The soldier raised his mud-streaked face and grimaced.  “Lost my fucking boot, sarge.  Fucking thing just came right off my fucking foot and now I can’t find it.”  He shoved his arm down into the mud again.  “It’s really fucking deep!”

Gooding waved, shouted over the wet hiss, “Sorry to hear that,” but kept right on walking.  No need to multiply his own misery.  Besides, Lieutenant Colonel Harkleroad was waiting for his dinner to be delivered.  Once Gooding had finished with his own meal, he was to build a to-go plate for his boss and bring it back to the palace where the PAO cell was working overtime on a little counter-intelligence mission involving multiple reams of press releases.  Gooding was walking from one hell to the next.

When he emerged from the dining facility forty minutes later--Harkleroad’s meatloaf, mashed potatoes and strawberry shortcake carefully covered in plastic wrap--Gooding stopped short.  He even let loose a little gasp.

The rain had stopped and the sun was slicing through the clouds, already drying the mud into hardened peaks and valleys that, for weeks to come, would be treacherous for weak ankles.

Gooding started to walk back to the palace, already feeling lighter in mood as his uniform began to steam and dry out.  He walked past a particularly large pond in the LSA.  A Twee (Korean, by the looks of him) emerged from the barber shop trailer, walked to the edge of the water and released a boat made from folded paper.  He stood there with his hands in his pockets smiling at his little boat as it rocked across the surface of the mud-puddle pond until it soaked up too much of the rain water and sank.  He grinned at Gooding then walked back inside the barber shop.

Gooding stood there a moment longer, also smiling at the thought of how the toy boat had managed to stay afloat for a brief happy minute.  Then he turned and slopped his way back to what waited for him.

1 comment:

  1. "This was a freezing, needle-sharp rain that pounded against the sand with such a fury the ground was unable to withstand the assault and closed its pores."

    That's the only really bad sentence I found.

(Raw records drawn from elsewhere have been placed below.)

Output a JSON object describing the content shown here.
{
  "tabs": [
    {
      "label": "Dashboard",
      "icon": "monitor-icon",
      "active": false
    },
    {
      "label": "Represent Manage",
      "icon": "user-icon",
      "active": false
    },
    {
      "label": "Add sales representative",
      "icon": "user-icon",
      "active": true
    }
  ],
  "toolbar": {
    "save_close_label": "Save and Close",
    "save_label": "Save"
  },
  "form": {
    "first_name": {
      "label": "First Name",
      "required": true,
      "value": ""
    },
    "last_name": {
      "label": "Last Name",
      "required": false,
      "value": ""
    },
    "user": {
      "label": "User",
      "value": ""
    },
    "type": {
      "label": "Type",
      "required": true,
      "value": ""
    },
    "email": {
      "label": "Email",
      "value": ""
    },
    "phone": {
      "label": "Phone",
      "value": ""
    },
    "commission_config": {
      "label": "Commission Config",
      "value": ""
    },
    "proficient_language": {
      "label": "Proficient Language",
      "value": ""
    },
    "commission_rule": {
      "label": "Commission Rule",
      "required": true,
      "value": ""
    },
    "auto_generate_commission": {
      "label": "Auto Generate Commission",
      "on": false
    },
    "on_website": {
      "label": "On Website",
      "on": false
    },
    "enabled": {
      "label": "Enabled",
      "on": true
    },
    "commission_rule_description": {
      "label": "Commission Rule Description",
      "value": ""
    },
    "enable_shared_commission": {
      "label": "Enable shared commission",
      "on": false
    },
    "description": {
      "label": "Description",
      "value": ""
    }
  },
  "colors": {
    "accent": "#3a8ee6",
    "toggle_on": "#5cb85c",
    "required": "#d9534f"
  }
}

Did like the laundry list of things brought from home - wished it could have gone on a little longer.